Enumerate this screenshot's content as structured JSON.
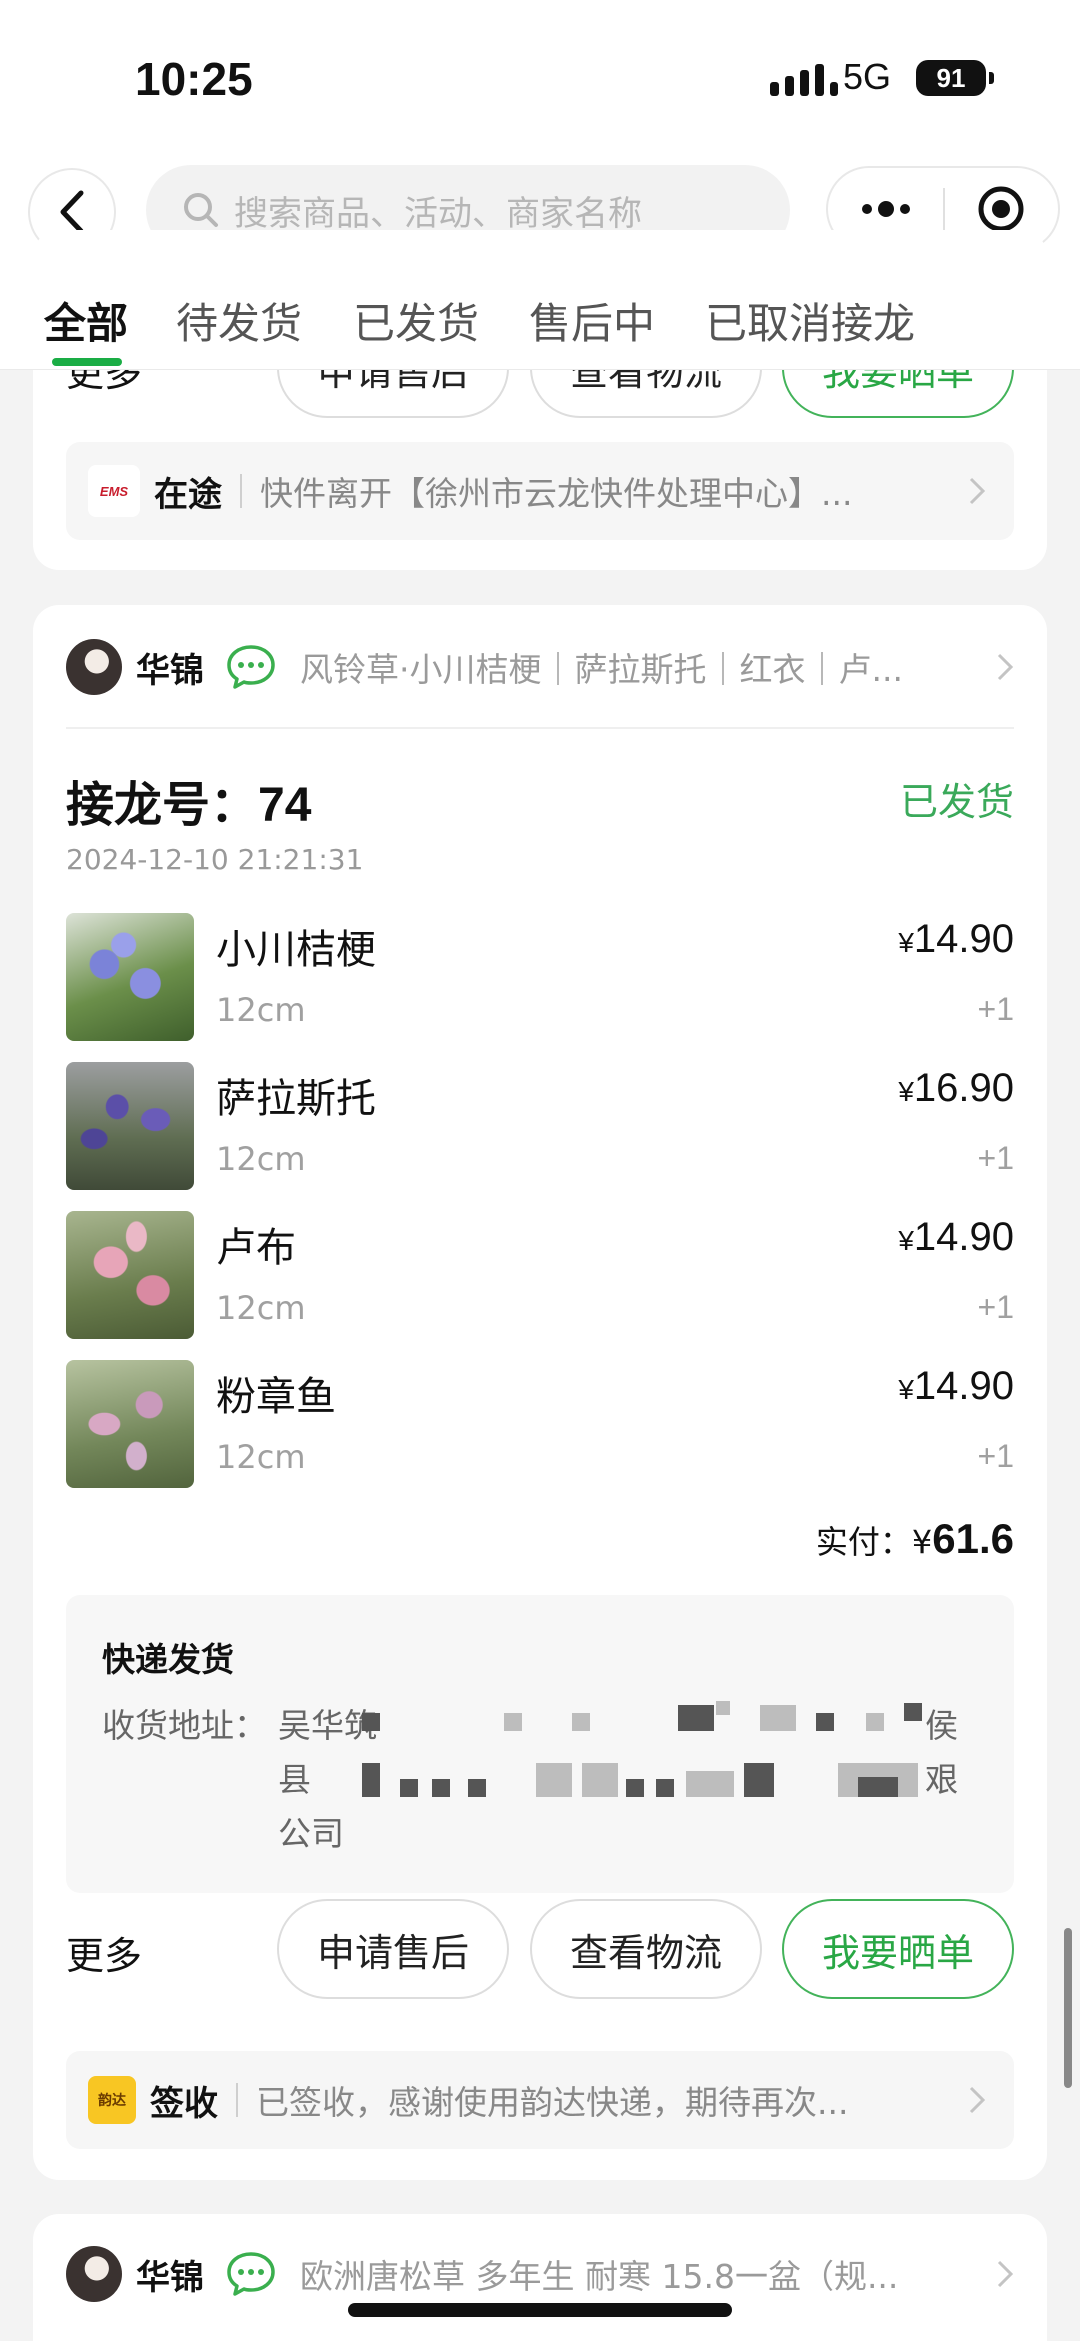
{
  "status": {
    "time": "10:25",
    "network": "5G",
    "battery": "91"
  },
  "search": {
    "placeholder": "搜索商品、活动、商家名称"
  },
  "tabs": [
    "全部",
    "待发货",
    "已发货",
    "售后中",
    "已取消接龙"
  ],
  "top_card": {
    "more_label": "更多",
    "buttons": [
      "申请售后",
      "查看物流",
      "我要晒单"
    ],
    "tracking": {
      "carrier_icon": "EMS",
      "status": "在途",
      "text": "快件离开【徐州市云龙快件处理中心】..."
    }
  },
  "order": {
    "shop_name": "华锦",
    "shop_desc": "风铃草·小川桔梗｜萨拉斯托｜红衣｜卢...",
    "order_label": "接龙号：",
    "order_number": "74",
    "status": "已发货",
    "date": "2024-12-10 21:21:31",
    "items": [
      {
        "name": "小川桔梗",
        "spec": "12cm",
        "currency": "¥",
        "price": "14.90",
        "qty": "+1"
      },
      {
        "name": "萨拉斯托",
        "spec": "12cm",
        "currency": "¥",
        "price": "16.90",
        "qty": "+1"
      },
      {
        "name": "卢布",
        "spec": "12cm",
        "currency": "¥",
        "price": "14.90",
        "qty": "+1"
      },
      {
        "name": "粉章鱼",
        "spec": "12cm",
        "currency": "¥",
        "price": "14.90",
        "qty": "+1"
      }
    ],
    "total_label": "实付：",
    "total_currency": "¥",
    "total_amount": "61.6",
    "shipping": {
      "title": "快递发货",
      "address_label": "收货地址：",
      "address_line1_start": "吴华筑",
      "address_line1_end": "侯",
      "address_line2_start": "县",
      "address_line2_end": "艰",
      "address_line3": "公司"
    },
    "more_label": "更多",
    "buttons": [
      "申请售后",
      "查看物流",
      "我要晒单"
    ],
    "tracking": {
      "carrier_icon": "韵达",
      "status": "签收",
      "text": "已签收，感谢使用韵达快递，期待再次..."
    }
  },
  "next_order": {
    "shop_name": "华锦",
    "shop_desc": "欧洲唐松草 多年生 耐寒 15.8一盆（规..."
  },
  "colors": {
    "accent": "#29a745",
    "tab_indicator": "#1aad45"
  }
}
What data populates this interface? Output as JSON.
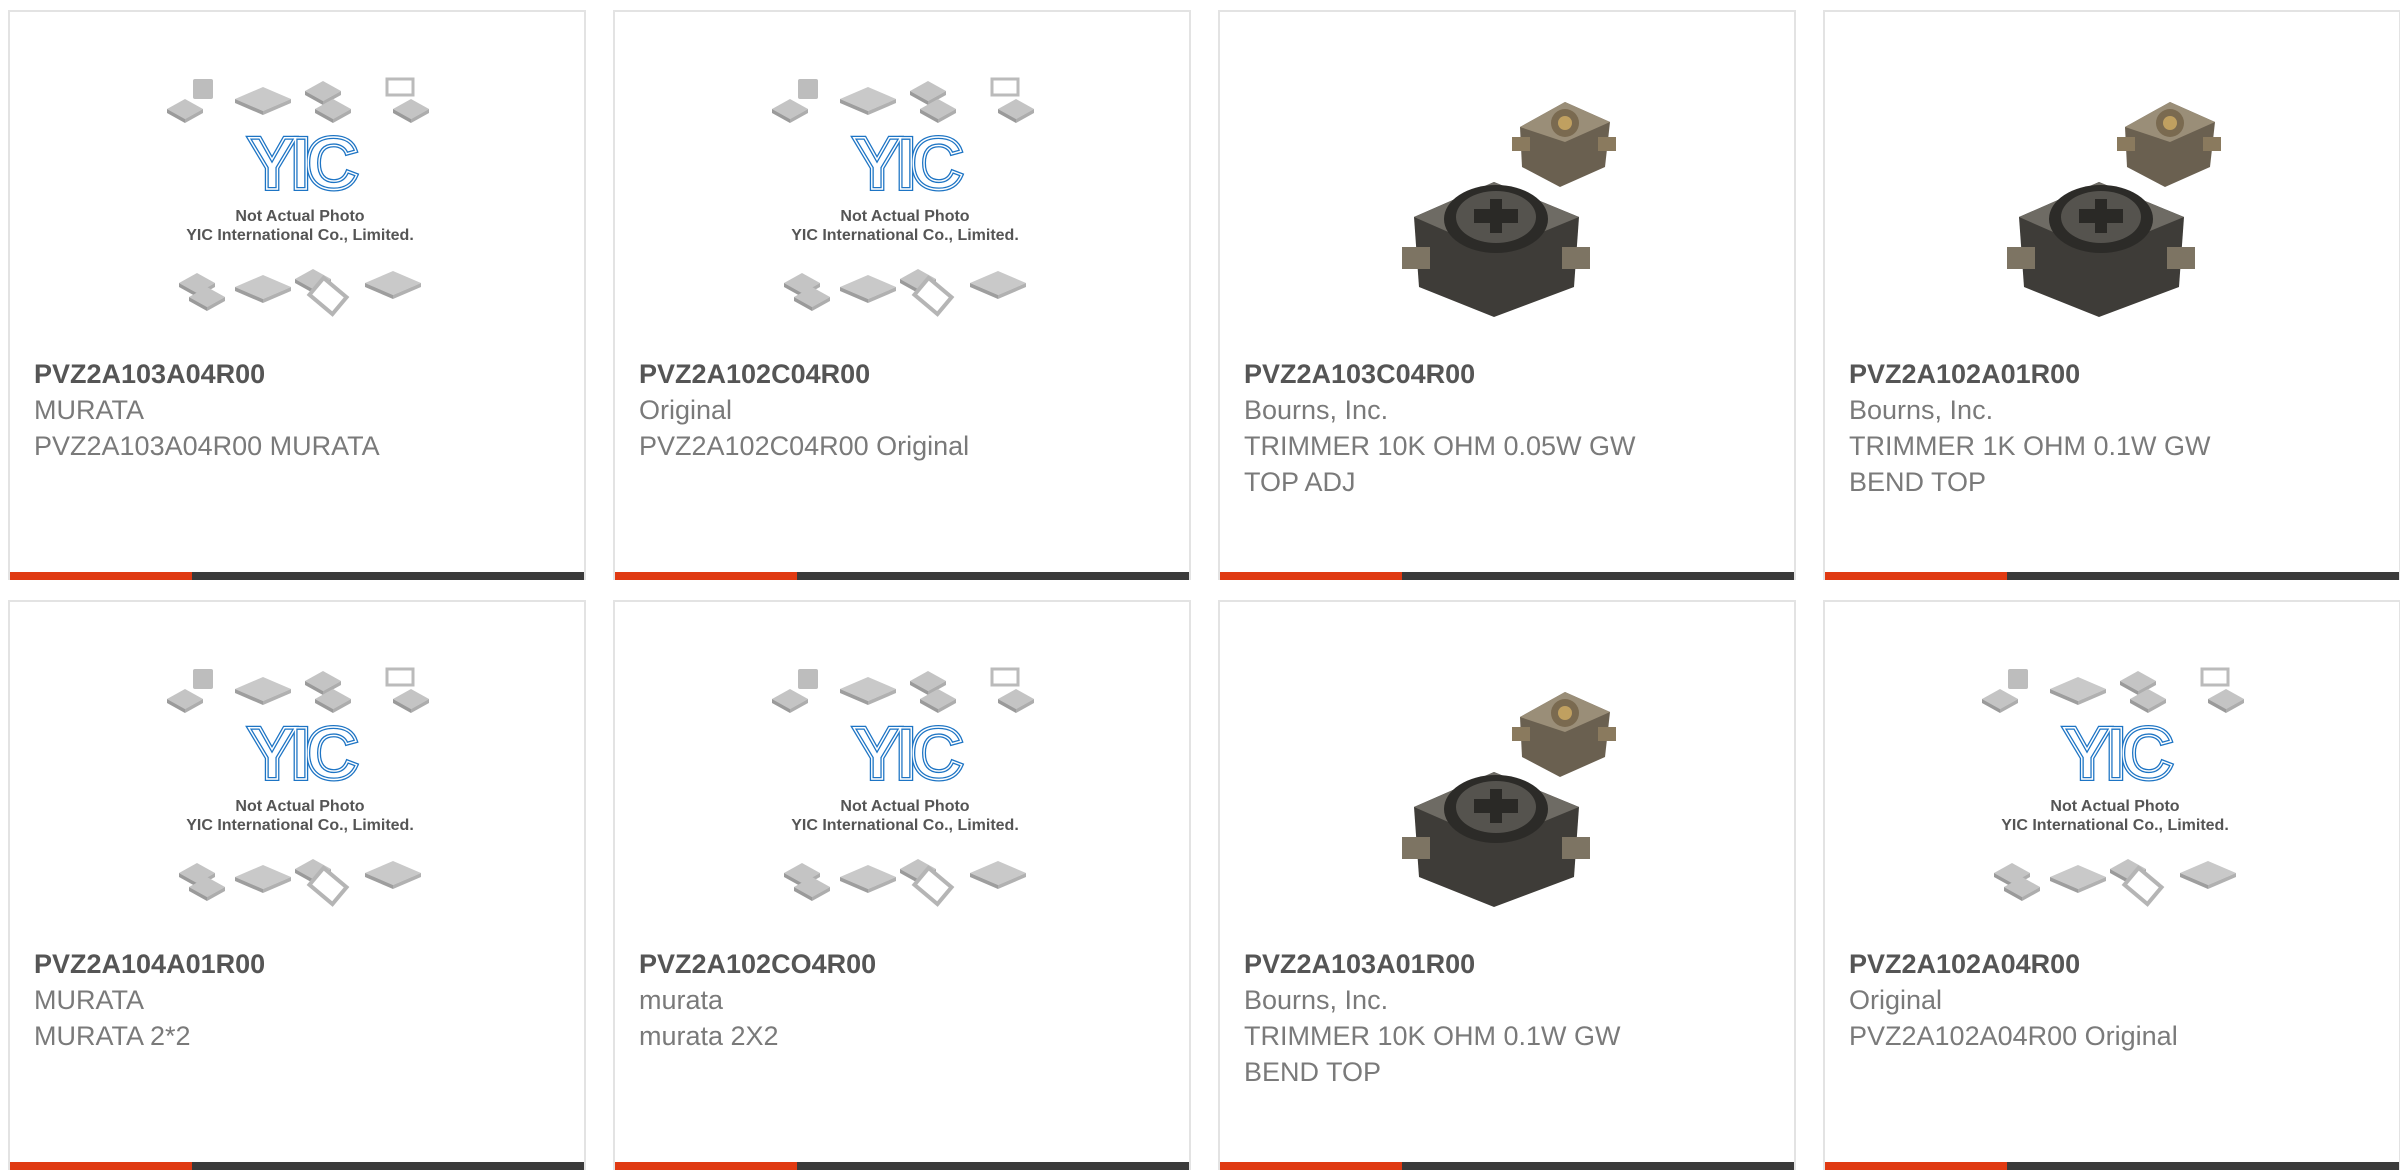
{
  "placeholder_caption": {
    "line1": "Not Actual Photo",
    "line2": "YIC International Co., Limited."
  },
  "placeholder_logo_text": "YIC",
  "colors": {
    "accent": "#e03a12",
    "bar": "#3a3a3a",
    "logo_blue": "#1d74c4"
  },
  "products": [
    {
      "part": "PVZ2A103A04R00",
      "manufacturer": "MURATA",
      "description": "PVZ2A103A04R00 MURATA",
      "image": "yic-placeholder-icon"
    },
    {
      "part": "PVZ2A102C04R00",
      "manufacturer": "Original",
      "description": "PVZ2A102C04R00 Original",
      "image": "yic-placeholder-icon"
    },
    {
      "part": "PVZ2A103C04R00",
      "manufacturer": "Bourns, Inc.",
      "description": "TRIMMER 10K OHM 0.05W GW TOP ADJ",
      "image": "trimmer-potentiometer-photo"
    },
    {
      "part": "PVZ2A102A01R00",
      "manufacturer": "Bourns, Inc.",
      "description": "TRIMMER 1K OHM 0.1W GW BEND TOP",
      "image": "trimmer-potentiometer-photo"
    },
    {
      "part": "PVZ2A104A01R00",
      "manufacturer": "MURATA",
      "description": "MURATA 2*2",
      "image": "yic-placeholder-icon"
    },
    {
      "part": "PVZ2A102CO4R00",
      "manufacturer": "murata",
      "description": "murata 2X2",
      "image": "yic-placeholder-icon"
    },
    {
      "part": "PVZ2A103A01R00",
      "manufacturer": "Bourns, Inc.",
      "description": "TRIMMER 10K OHM 0.1W GW BEND TOP",
      "image": "trimmer-potentiometer-photo"
    },
    {
      "part": "PVZ2A102A04R00",
      "manufacturer": "Original",
      "description": "PVZ2A102A04R00 Original",
      "image": "yic-placeholder-icon"
    }
  ]
}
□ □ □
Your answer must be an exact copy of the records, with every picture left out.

*TASK OUTPUT*:
Enumerate this screenshot's content as structured JSON.
{
  "status": {
    "time": "10:25",
    "network": "5G",
    "battery": "91"
  },
  "search": {
    "placeholder": "搜索商品、活动、商家名称"
  },
  "tabs": [
    "全部",
    "待发货",
    "已发货",
    "售后中",
    "已取消接龙"
  ],
  "top_card": {
    "more_label": "更多",
    "buttons": [
      "申请售后",
      "查看物流",
      "我要晒单"
    ],
    "tracking": {
      "carrier_icon": "EMS",
      "status": "在途",
      "text": "快件离开【徐州市云龙快件处理中心】..."
    }
  },
  "order": {
    "shop_name": "华锦",
    "shop_desc": "风铃草·小川桔梗｜萨拉斯托｜红衣｜卢...",
    "order_label": "接龙号：",
    "order_number": "74",
    "status": "已发货",
    "date": "2024-12-10 21:21:31",
    "items": [
      {
        "name": "小川桔梗",
        "spec": "12cm",
        "currency": "¥",
        "price": "14.90",
        "qty": "+1"
      },
      {
        "name": "萨拉斯托",
        "spec": "12cm",
        "currency": "¥",
        "price": "16.90",
        "qty": "+1"
      },
      {
        "name": "卢布",
        "spec": "12cm",
        "currency": "¥",
        "price": "14.90",
        "qty": "+1"
      },
      {
        "name": "粉章鱼",
        "spec": "12cm",
        "currency": "¥",
        "price": "14.90",
        "qty": "+1"
      }
    ],
    "total_label": "实付：",
    "total_currency": "¥",
    "total_amount": "61.6",
    "shipping": {
      "title": "快递发货",
      "address_label": "收货地址：",
      "address_line1_start": "吴华筑",
      "address_line1_end": "侯",
      "address_line2_start": "县",
      "address_line2_end": "艰",
      "address_line3": "公司"
    },
    "more_label": "更多",
    "buttons": [
      "申请售后",
      "查看物流",
      "我要晒单"
    ],
    "tracking": {
      "carrier_icon": "韵达",
      "status": "签收",
      "text": "已签收，感谢使用韵达快递，期待再次..."
    }
  },
  "next_order": {
    "shop_name": "华锦",
    "shop_desc": "欧洲唐松草 多年生 耐寒 15.8一盆（规..."
  },
  "colors": {
    "accent": "#29a745",
    "tab_indicator": "#1aad45"
  }
}
What data populates this interface? Output as JSON.
{
  "placeholder_caption": {
    "line1": "Not Actual Photo",
    "line2": "YIC International Co., Limited."
  },
  "placeholder_logo_text": "YIC",
  "colors": {
    "accent": "#e03a12",
    "bar": "#3a3a3a",
    "logo_blue": "#1d74c4"
  },
  "products": [
    {
      "part": "PVZ2A103A04R00",
      "manufacturer": "MURATA",
      "description": "PVZ2A103A04R00 MURATA",
      "image": "yic-placeholder-icon"
    },
    {
      "part": "PVZ2A102C04R00",
      "manufacturer": "Original",
      "description": "PVZ2A102C04R00 Original",
      "image": "yic-placeholder-icon"
    },
    {
      "part": "PVZ2A103C04R00",
      "manufacturer": "Bourns, Inc.",
      "description": "TRIMMER 10K OHM 0.05W GW TOP ADJ",
      "image": "trimmer-potentiometer-photo"
    },
    {
      "part": "PVZ2A102A01R00",
      "manufacturer": "Bourns, Inc.",
      "description": "TRIMMER 1K OHM 0.1W GW BEND TOP",
      "image": "trimmer-potentiometer-photo"
    },
    {
      "part": "PVZ2A104A01R00",
      "manufacturer": "MURATA",
      "description": "MURATA 2*2",
      "image": "yic-placeholder-icon"
    },
    {
      "part": "PVZ2A102CO4R00",
      "manufacturer": "murata",
      "description": "murata 2X2",
      "image": "yic-placeholder-icon"
    },
    {
      "part": "PVZ2A103A01R00",
      "manufacturer": "Bourns, Inc.",
      "description": "TRIMMER 10K OHM 0.1W GW BEND TOP",
      "image": "trimmer-potentiometer-photo"
    },
    {
      "part": "PVZ2A102A04R00",
      "manufacturer": "Original",
      "description": "PVZ2A102A04R00 Original",
      "image": "yic-placeholder-icon"
    }
  ]
}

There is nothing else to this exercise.